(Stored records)
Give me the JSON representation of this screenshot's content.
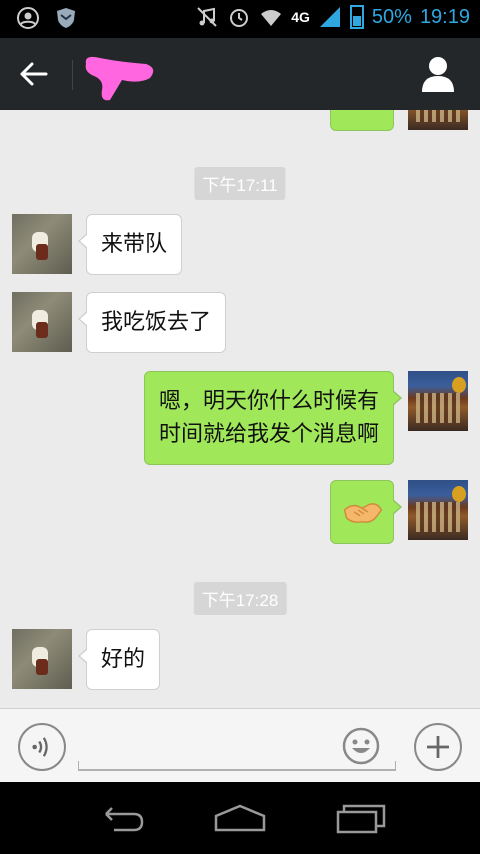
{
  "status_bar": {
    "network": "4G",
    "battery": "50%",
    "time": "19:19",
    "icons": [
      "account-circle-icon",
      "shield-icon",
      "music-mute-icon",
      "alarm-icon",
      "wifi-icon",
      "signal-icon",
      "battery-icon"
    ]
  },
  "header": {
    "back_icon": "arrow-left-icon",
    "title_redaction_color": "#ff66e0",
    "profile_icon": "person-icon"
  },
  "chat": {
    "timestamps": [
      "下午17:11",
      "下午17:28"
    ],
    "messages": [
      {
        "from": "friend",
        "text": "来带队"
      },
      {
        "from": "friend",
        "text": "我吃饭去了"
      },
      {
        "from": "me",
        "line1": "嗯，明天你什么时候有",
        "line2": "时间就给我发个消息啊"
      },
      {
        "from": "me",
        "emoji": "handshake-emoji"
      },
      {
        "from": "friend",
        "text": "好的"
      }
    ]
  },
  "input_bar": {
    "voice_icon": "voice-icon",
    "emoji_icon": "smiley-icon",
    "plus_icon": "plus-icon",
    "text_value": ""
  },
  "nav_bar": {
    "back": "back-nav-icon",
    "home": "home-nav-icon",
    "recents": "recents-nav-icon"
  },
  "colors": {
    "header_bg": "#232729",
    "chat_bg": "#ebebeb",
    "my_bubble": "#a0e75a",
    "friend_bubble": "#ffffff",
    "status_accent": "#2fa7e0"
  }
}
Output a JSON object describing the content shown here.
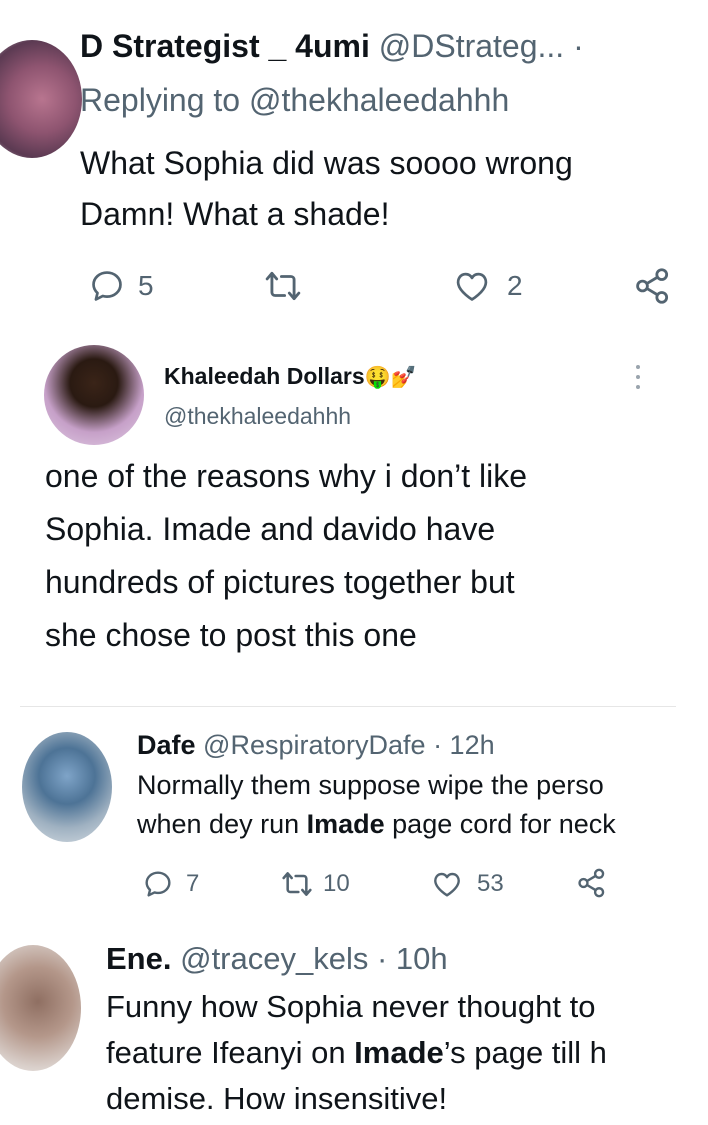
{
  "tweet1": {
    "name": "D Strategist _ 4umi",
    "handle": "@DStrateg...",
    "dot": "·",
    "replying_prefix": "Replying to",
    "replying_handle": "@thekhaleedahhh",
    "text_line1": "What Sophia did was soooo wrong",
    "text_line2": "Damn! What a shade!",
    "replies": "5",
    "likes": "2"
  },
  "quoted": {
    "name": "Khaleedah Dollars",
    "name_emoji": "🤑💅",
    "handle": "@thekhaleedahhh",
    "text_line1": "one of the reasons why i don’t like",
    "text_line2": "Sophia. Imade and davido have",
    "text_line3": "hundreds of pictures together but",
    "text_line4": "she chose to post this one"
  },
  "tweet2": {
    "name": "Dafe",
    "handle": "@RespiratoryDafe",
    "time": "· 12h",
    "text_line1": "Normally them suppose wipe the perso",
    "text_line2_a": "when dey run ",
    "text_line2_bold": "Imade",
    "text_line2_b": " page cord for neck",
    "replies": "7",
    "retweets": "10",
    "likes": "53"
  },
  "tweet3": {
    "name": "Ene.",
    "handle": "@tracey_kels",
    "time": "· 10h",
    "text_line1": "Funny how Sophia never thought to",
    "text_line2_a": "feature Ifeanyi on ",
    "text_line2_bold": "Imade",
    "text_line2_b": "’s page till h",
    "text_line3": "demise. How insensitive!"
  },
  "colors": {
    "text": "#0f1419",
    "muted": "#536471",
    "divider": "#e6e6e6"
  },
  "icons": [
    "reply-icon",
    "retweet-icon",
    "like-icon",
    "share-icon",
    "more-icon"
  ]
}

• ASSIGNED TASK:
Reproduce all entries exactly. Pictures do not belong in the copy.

• RESPONSE:
Give me the JSON representation of this screenshot's content.
{
  "status_bar": {
    "network": "4G",
    "battery": "50%",
    "time": "19:19",
    "icons": [
      "account-circle-icon",
      "shield-icon",
      "music-mute-icon",
      "alarm-icon",
      "wifi-icon",
      "signal-icon",
      "battery-icon"
    ]
  },
  "header": {
    "back_icon": "arrow-left-icon",
    "title_redaction_color": "#ff66e0",
    "profile_icon": "person-icon"
  },
  "chat": {
    "timestamps": [
      "下午17:11",
      "下午17:28"
    ],
    "messages": [
      {
        "from": "friend",
        "text": "来带队"
      },
      {
        "from": "friend",
        "text": "我吃饭去了"
      },
      {
        "from": "me",
        "line1": "嗯，明天你什么时候有",
        "line2": "时间就给我发个消息啊"
      },
      {
        "from": "me",
        "emoji": "handshake-emoji"
      },
      {
        "from": "friend",
        "text": "好的"
      }
    ]
  },
  "input_bar": {
    "voice_icon": "voice-icon",
    "emoji_icon": "smiley-icon",
    "plus_icon": "plus-icon",
    "text_value": ""
  },
  "nav_bar": {
    "back": "back-nav-icon",
    "home": "home-nav-icon",
    "recents": "recents-nav-icon"
  },
  "colors": {
    "header_bg": "#232729",
    "chat_bg": "#ebebeb",
    "my_bubble": "#a0e75a",
    "friend_bubble": "#ffffff",
    "status_accent": "#2fa7e0"
  }
}
Output a JSON object describing the content shown here.
{
  "tweet1": {
    "name": "D Strategist _ 4umi",
    "handle": "@DStrateg...",
    "dot": "·",
    "replying_prefix": "Replying to",
    "replying_handle": "@thekhaleedahhh",
    "text_line1": "What Sophia did was soooo wrong",
    "text_line2": "Damn! What a shade!",
    "replies": "5",
    "likes": "2"
  },
  "quoted": {
    "name": "Khaleedah Dollars",
    "name_emoji": "🤑💅",
    "handle": "@thekhaleedahhh",
    "text_line1": "one of the reasons why i don’t like",
    "text_line2": "Sophia. Imade and davido have",
    "text_line3": "hundreds of pictures together but",
    "text_line4": "she chose to post this one"
  },
  "tweet2": {
    "name": "Dafe",
    "handle": "@RespiratoryDafe",
    "time": "· 12h",
    "text_line1": "Normally them suppose wipe the perso",
    "text_line2_a": "when dey run ",
    "text_line2_bold": "Imade",
    "text_line2_b": " page cord for neck",
    "replies": "7",
    "retweets": "10",
    "likes": "53"
  },
  "tweet3": {
    "name": "Ene.",
    "handle": "@tracey_kels",
    "time": "· 10h",
    "text_line1": "Funny how Sophia never thought to",
    "text_line2_a": "feature Ifeanyi on ",
    "text_line2_bold": "Imade",
    "text_line2_b": "’s page till h",
    "text_line3": "demise. How insensitive!"
  },
  "colors": {
    "text": "#0f1419",
    "muted": "#536471",
    "divider": "#e6e6e6"
  },
  "icons": [
    "reply-icon",
    "retweet-icon",
    "like-icon",
    "share-icon",
    "more-icon"
  ]
}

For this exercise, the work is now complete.